In most cases the fee schedule has changed to a Resource – Based Relative Value Scale (RBRVS) like Medicare uses but with a conversion factor established by the Workers’ Compensation Act. As an example, for medical services provided by hospital outpatient clinics or ambulatory surgical centers under AS 23.30, an outpatient conversion factor of $221.79 is to be applied to the relative weights established for each Current Procedural Terminology or Ambulatory Payment Classifications code.
Physical Therapists practicing outside of hospitals or ambulatory surgery centers have a different fee schedule not based on RBRVS. The text in section (l) is as follows:
“For medical treatment or services provided by other providers, the maximum allowable reimbursement for medical services provided by providers other than physicians, hospitals, outpatient clinics, or ambulatory surgical centers, is the lowest of 85 percent of billed charges, the fee or charge for the treatment or service when provided to the general public, or the fee or charge for the treatment or service negotiated by the provider and the employer.”
Another change in the Workers’ Compensation Act effective December 1 2015 is the definition of provider which does reference physical therapists as follows:
“The emergency adoption of 8 AAC 45.900(a)(15) is made permanent to read: “provider” means any physician, pharmacist, dentist, or other health service worker or any hospital, clinic, or other facility licensed under AS 08 to furnish medical or dental services, including chiropractic, physical therapy, and mental health services; (B) includes an out-of-state person or facility that meets the requirements of this section and is otherwise qualified to be licensed under AS 08.”
Functionally, private practice physical therapists are noticing that the payers of Workers’ Compensation Physical Therapy claims are generally not paying correctly. Most often an appeal of the claim is needed with reference to 8AAC45.082 section (l), in order to get proper payment. The hope is that once the payers get the formula correct in their systems that payment should be correct ongoing. Appealing incorrect payment helps everyone.
The Alaska Department of Labor and Workforce Development published an emergency Regulation as of December 1, 2015 to amend section 8 AAC 45 in regard to payment for Medical Treatment and Services.

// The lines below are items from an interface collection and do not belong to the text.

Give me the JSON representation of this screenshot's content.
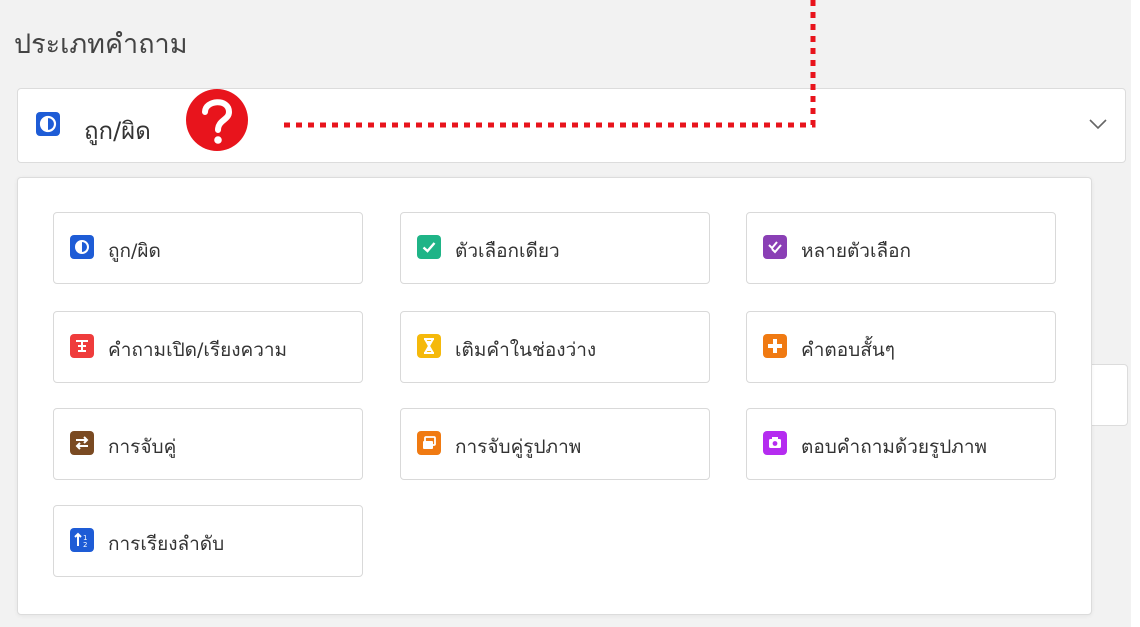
{
  "field_label": "ประเภทคำถาม",
  "selected": {
    "label": "ถูก/ผิด",
    "icon": "true-false-icon",
    "color": "#1e5cd6"
  },
  "annotation": {
    "icon": "question-mark-icon",
    "color": "#e8141c"
  },
  "options": [
    {
      "label": "ถูก/ผิด",
      "icon": "true-false-icon",
      "color": "#1e5cd6"
    },
    {
      "label": "ตัวเลือกเดียว",
      "icon": "check-icon",
      "color": "#1fb487"
    },
    {
      "label": "หลายตัวเลือก",
      "icon": "multi-check-icon",
      "color": "#8a3fb5"
    },
    {
      "label": "คำถามเปิด/เรียงความ",
      "icon": "essay-icon",
      "color": "#ef3c3c"
    },
    {
      "label": "เติมคำในช่องว่าง",
      "icon": "hourglass-icon",
      "color": "#f5b90b"
    },
    {
      "label": "คำตอบสั้นๆ",
      "icon": "short-answer-icon",
      "color": "#f07a12"
    },
    {
      "label": "การจับคู่",
      "icon": "swap-icon",
      "color": "#7a4a22"
    },
    {
      "label": "การจับคู่รูปภาพ",
      "icon": "image-match-icon",
      "color": "#f07a12"
    },
    {
      "label": "ตอบคำถามด้วยรูปภาพ",
      "icon": "camera-icon",
      "color": "#b52cf0"
    },
    {
      "label": "การเรียงลำดับ",
      "icon": "sort-icon",
      "color": "#1e5cd6"
    }
  ]
}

The Regulation notes that a fee or charge for medical treatment or services provided before December 1, 2015 may not exceed the Boards fees established in the Official Alaska Workers’ Compensation Medical Fee Schedule, effective December 31, 2010.
It adds that a fee or charge for medical treatment or services provided on or after December 1, 2015 may not exceed the fee schedules set out in this section (8 AAC 45.083).
Most medical treatments are converted to a Resource Based Relative Value Scale (RVRBS) with conversion factors provided in the regulation for different medical services and treatment providers.
Physical Therapists in private practice; however, fall udder section (l): for medical treatment or services provided by other providers the maximum allowable reimbursement for medical services provided by providers other than physicians, hospitals, outpatient clinics or ambulatory surgery centers shall be the lower of 85% of billed charges, the fee or charge for treatment or service when provided to the general public, or the fee or charge for treatment of service negotiated by the provider and the employer. (Outpatient clinics are defined earlier in regulation and does not define outpatient physical therapy clinics).
Julie Ament, PT, DPT, OCS, MOMT
AK Chapter Payment Chair